Against all uncertainties, many leaders are expected to deliver the best outcomes in different situations. Interestingly, succeeding in that responsibility requires unhindered inputs from other people. The big question is – what are the qualities that can help leaders get the best output from their team members? 

There is a clear need to identify and understand the leadership qualities that could help you succeed in your current senior responsibilities. Since your success as a leader is dependent on the performance of your teams, let’s explore what’s required for getting the best output from them. Focusing on this leads to success for everyone!

How Leaders Can Get The Best Output From Their Teams 

Contrary to humility, arrogance inspires fear and distrust. Unfortunately, when your team members don’t trust you, it limits the opportunity for maximum collaboration and peak performance. No one will want to take a risk or contribute ideas for fear there will be repercussions. Here is why humility is one of the leadership qualities for getting the best output from your team. 

Showing humility conveys the message that everyone’s input and contribution is important, not just the most senior person. They will feel you take their ideas seriously.  Therefore, you can show humility by considering and incorporating the opinions of team members. 

After all, it is said that a tree cannot make a forest. 


Empathy is the effort a leader makes to understand and try to relate to the feelings of others. In the context of leadership, empathy will help you understand the experience of your team members. Being empathetic will also enable you to take prompt actions when it is needed the most. 

Exercising empathy makes it easier to clarify the causes of poor performance and coach them in a way that is considerate of the conditions affecting their success.
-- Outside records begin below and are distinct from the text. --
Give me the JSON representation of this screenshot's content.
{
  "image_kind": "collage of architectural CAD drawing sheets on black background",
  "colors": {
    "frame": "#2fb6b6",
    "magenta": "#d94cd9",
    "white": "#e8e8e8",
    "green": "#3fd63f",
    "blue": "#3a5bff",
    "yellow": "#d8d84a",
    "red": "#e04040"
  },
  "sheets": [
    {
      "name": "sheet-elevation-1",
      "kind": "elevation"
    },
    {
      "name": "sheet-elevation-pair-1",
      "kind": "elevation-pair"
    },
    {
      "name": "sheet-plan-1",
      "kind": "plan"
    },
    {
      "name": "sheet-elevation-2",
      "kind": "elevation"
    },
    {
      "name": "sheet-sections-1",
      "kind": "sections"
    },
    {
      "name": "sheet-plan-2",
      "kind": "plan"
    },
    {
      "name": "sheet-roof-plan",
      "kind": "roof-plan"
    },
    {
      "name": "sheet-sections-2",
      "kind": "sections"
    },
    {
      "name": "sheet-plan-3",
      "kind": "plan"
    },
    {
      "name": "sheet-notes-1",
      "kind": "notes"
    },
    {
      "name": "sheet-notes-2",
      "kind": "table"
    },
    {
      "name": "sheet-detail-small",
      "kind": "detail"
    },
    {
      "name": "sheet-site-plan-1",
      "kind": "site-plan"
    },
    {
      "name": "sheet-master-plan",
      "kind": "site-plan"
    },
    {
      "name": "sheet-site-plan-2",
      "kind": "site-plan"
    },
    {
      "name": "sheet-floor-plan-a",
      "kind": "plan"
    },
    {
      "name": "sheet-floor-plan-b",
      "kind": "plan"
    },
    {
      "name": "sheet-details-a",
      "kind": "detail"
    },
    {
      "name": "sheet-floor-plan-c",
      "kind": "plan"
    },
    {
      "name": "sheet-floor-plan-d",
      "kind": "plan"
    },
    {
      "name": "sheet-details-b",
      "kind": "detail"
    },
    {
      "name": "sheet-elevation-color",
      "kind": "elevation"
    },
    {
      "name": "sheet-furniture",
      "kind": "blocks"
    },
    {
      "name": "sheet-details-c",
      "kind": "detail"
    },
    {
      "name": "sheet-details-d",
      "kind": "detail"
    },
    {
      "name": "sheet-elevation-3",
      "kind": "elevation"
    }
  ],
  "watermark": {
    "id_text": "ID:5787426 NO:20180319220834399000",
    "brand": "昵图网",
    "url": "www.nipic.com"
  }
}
With that higher level of clarity, you’ll be in a position to help struggling team members improve and perform at their peak. 

Moreover, having this leadership quality will empower you to build strong and intimate relationships with everyone, including high performers. To a large extent, such a relationship can help you retain high-performing team members, and support poor performers in their efforts to improve.


Here is another factor that influences the level of trust between leaders and the teams they lead. Whether you have a way of measuring it or not, transparency will always affect how trusted you are as a leader. Beyond being transparent as the leader, it is also important to encourage transparency among team members. 

When transparency is encouraged, it will inspire team members to collaborate more effectively in a way that increases peak performance. First, you have to lead by example and model it.

Interestingly, a higher level of transparency helps team members make maximum use of the resources available to them. On the contrary, a lack of transparency often limits peak performance even when the potential is there. 


To underpin how important this leadership quality is, check the statement below. 

‘Nothing great was ever achieved without enthusiasm.’ – Ralph Waldo Emerson 

Looking at this statement, it is important to note that leading people from what they are to what they are capable of becoming requires a great deal of enthusiasm. In the psychological sense, being enthusiastic is a contagious thing. With this in mind the team is inspired by the leader’s level of enthusiasm. Unfortunately, you cannot inspire what you don’t have. 

Having the potential for great achievement is not enough. Your team needs an activating force for them to go beyond what they are capable of doing right now. 


Visionary leaders are rarely satisfied with the status quo. Their preference is always to live in pursuit of their vision, not just what’s in front of them today. In that same sense, you can say that their core motivation is to lead instead of managing people and situations. Visionary leaders see the world not as it is but as it could become through their leadership. And, they see the potential of a team getting to that vision, together.

Instead of being dependent on existing capabilities, they create new opportunities for higher performance. Based on their unique perception of what is possible, they use the vision as a guide for supporting and directing the potential in people, processes, and resources. 

Growth Mindset 

Comparatively, a growth mindset and a fixed mindset are quite different. While everyone else often believes that most things in life are fixed. Leaders who get the best output from their teams thrive with a growth mindset, and understand that with the right support and encouragement, there’s a lot more potential under the surface. This growth mindset also guides their relationship with the people they lead, helping others to realize and believe in the value of  higher levels of performance.

The belief is that even though goals may be fixed, the potential to accomplish them well can grow over time. This belief, in turn, drives the commitment to help team members increase their capacity and output. Now, think about every possible form of growth that may exist in the team you are leading.


Self-motivation is the ability to positively motivate yourself in both good and bad times. The above definition implies that you don’t have to wait for external forces to move you into action. In other words, operating in a reactionary mode is not how leaders get the best output from their teams. 

The ability to be self-motivated can affect other things like:

  1. Personal initiative
  2. Optimism 
  3. Commitment to specific goals
  4. Drive for achievement 

If you don’t have sufficient self-motivation, you may be lacking the initiative needed to inspire others to take advantage of time-sensitive opportunities. That is just one reason why self-motivation is important for effective team leadership. 


As a takeaway from this post, it is worth noting that your responsibility is to lead instead of managing people. The big question is – where is your team at now, and where can you apply the leadership qualities in this post to help your team reach their potential and achieve a vision they didn’t even know they were capable of reaching!


Author bio:

Rachelle Lee is President of Einblau & Associates, a full-service management consulting firm serving clients across North America. She specializes in leadership coaching and training, strengths-based assessments, and succession planning.